EXERCISE REQUIREMENTS:
Count how many lines of the material contain the string "STATEMETN", then give that number and nothing more.

====

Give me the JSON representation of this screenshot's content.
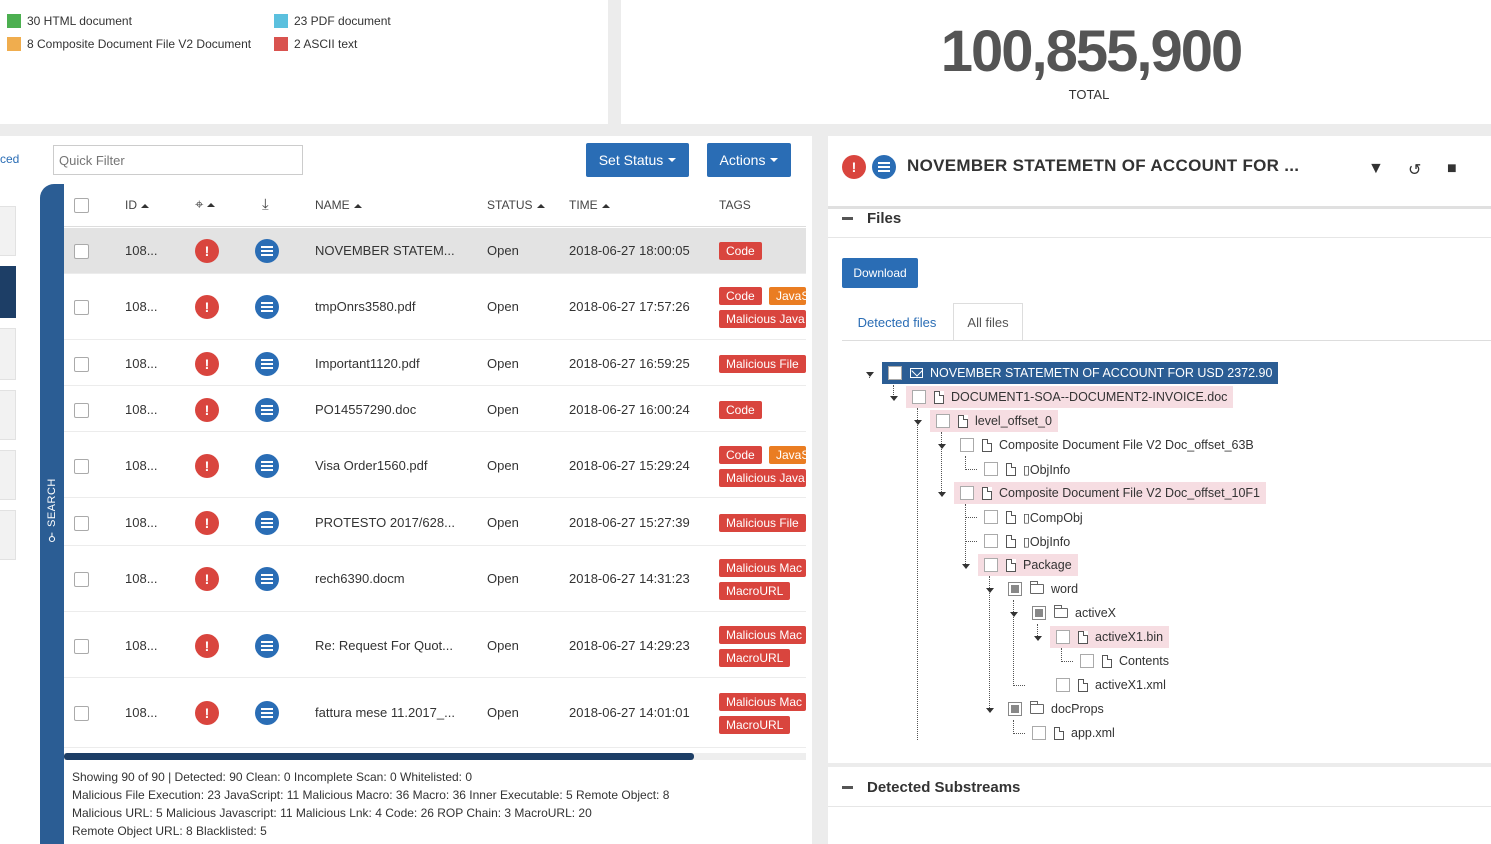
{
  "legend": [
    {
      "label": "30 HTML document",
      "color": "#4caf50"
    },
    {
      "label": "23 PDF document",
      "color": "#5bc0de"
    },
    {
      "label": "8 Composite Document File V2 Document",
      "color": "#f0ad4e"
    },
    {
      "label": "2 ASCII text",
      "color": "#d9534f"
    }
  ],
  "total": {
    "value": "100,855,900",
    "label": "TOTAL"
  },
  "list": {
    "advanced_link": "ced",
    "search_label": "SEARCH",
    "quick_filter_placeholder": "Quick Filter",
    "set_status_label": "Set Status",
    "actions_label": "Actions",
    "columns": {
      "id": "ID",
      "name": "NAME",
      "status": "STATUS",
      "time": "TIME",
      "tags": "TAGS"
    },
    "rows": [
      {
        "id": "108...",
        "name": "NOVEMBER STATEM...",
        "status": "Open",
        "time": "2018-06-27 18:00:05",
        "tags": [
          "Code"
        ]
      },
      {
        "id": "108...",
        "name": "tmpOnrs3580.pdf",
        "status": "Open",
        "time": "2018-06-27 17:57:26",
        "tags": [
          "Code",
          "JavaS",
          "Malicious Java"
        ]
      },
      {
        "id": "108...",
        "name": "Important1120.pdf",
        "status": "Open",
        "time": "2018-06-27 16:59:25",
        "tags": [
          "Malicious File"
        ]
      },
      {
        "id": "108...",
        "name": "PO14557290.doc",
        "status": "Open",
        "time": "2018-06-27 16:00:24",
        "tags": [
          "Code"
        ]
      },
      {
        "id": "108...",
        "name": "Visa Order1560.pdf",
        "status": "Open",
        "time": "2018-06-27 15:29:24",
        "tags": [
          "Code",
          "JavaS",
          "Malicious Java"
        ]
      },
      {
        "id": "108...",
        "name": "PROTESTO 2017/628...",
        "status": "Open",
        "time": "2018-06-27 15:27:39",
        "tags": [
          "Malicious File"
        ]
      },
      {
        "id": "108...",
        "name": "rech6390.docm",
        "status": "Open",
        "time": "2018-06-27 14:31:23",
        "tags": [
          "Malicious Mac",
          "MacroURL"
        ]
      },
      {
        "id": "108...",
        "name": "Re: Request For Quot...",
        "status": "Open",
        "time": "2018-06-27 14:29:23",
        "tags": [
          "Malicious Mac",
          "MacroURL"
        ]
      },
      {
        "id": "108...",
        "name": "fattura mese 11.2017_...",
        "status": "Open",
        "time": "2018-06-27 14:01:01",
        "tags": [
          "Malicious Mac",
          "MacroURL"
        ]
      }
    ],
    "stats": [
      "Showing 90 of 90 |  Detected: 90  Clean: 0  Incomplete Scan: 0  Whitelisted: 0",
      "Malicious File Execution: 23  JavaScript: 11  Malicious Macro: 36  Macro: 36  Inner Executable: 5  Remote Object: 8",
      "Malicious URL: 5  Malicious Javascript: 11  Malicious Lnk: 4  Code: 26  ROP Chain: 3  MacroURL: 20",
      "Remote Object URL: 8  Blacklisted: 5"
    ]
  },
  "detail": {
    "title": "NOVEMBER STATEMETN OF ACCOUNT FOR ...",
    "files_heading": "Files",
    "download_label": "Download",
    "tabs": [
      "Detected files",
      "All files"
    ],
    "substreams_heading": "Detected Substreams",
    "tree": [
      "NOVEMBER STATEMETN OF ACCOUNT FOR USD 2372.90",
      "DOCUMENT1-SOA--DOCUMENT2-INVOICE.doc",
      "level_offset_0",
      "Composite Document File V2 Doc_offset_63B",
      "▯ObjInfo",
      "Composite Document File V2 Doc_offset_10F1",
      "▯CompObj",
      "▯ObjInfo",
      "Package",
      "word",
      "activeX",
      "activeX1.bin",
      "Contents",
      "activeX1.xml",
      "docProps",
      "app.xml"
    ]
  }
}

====

ANSWER BOX:
2